The sad truth is that the department has proved time and again that it cannot police itself. The former sheriff has said he had no knowledge of violence in the jails, of obstruction of justice by deputies with regard to an ongoing FBI investigation, and no knowledge of the hiring of dozens of deputies with troubled or criminal pasts.
There are those, however, who did know of the department’s lapses — the people.
This is why it is imperative that the county create a citizens’ oversight commission akin to the Los Angeles Police commission and other law enforcement agencies across the nation. Police commission structures exist in Oakland; Long Beach, CA; San Diego; San Francisco; New York City.
How would it work? It would work with the new inspector general, Max Huntsman and provide a platform for citizens to bring ideas, suggestions and complaints to light. It would create a new level of transparency and accountability for the department from which both employees and citizens would benefit.
We already have seen the drawbacks to not having such a panel in place, so what are we waiting for? Are we waiting for the County to pay tens of millions more in settlements? More civil rights violations of inmates? More indictments of sheriff’s deputies? A mandate from the federal government?
The primary argument I hear from those who doubt the efficacy of a citizens’ oversight commission, is that it won’t have what they call “teeth.” But no one is trying to bite the Sheriff’s department. Or rather, the goal is not to pummel and punish our deputies, the overwhelming majority of whom do an outstanding job, putting their welfare and lives on the line every day for the residents of the county.
It is to provide an arena for our citizens to interface with the department and to provide ongoing scrutiny of its efforts to reform. It is to restore public confidence and regain the public trust.

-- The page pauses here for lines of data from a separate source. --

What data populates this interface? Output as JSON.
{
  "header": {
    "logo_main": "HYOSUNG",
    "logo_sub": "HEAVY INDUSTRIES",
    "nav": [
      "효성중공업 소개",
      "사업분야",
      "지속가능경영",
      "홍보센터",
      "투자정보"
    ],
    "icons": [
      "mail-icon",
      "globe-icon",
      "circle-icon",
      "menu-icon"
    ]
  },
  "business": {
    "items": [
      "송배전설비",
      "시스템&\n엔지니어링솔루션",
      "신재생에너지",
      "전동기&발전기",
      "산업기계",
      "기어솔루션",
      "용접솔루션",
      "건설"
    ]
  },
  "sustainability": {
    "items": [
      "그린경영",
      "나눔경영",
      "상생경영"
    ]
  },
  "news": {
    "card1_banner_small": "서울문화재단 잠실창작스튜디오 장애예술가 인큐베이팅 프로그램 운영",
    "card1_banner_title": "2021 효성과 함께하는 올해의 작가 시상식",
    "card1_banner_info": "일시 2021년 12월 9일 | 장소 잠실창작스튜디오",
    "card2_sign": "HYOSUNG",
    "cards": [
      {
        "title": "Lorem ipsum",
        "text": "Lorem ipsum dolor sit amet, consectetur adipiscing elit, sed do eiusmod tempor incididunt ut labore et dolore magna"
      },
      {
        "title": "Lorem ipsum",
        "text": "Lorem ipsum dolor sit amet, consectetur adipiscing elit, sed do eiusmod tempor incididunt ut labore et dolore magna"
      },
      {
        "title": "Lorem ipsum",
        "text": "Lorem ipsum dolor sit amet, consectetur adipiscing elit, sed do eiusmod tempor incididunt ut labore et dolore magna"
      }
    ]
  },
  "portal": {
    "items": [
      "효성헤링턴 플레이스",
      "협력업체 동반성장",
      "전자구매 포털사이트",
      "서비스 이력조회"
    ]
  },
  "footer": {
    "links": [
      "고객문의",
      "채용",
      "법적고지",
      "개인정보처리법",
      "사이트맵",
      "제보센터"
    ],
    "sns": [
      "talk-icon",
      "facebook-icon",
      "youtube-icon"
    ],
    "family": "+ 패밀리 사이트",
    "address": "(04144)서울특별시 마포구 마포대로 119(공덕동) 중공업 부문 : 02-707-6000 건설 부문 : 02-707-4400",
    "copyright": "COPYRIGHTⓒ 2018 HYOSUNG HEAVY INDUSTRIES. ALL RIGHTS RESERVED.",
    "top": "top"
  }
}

Week after week members of the community have come to the Board of Supervisors to ask for the right to partner with their Sheriff’s department, to be heard, to participate in making it a better, more fair and effective department. On Tuesday, I hope we decide to open the door and let them in.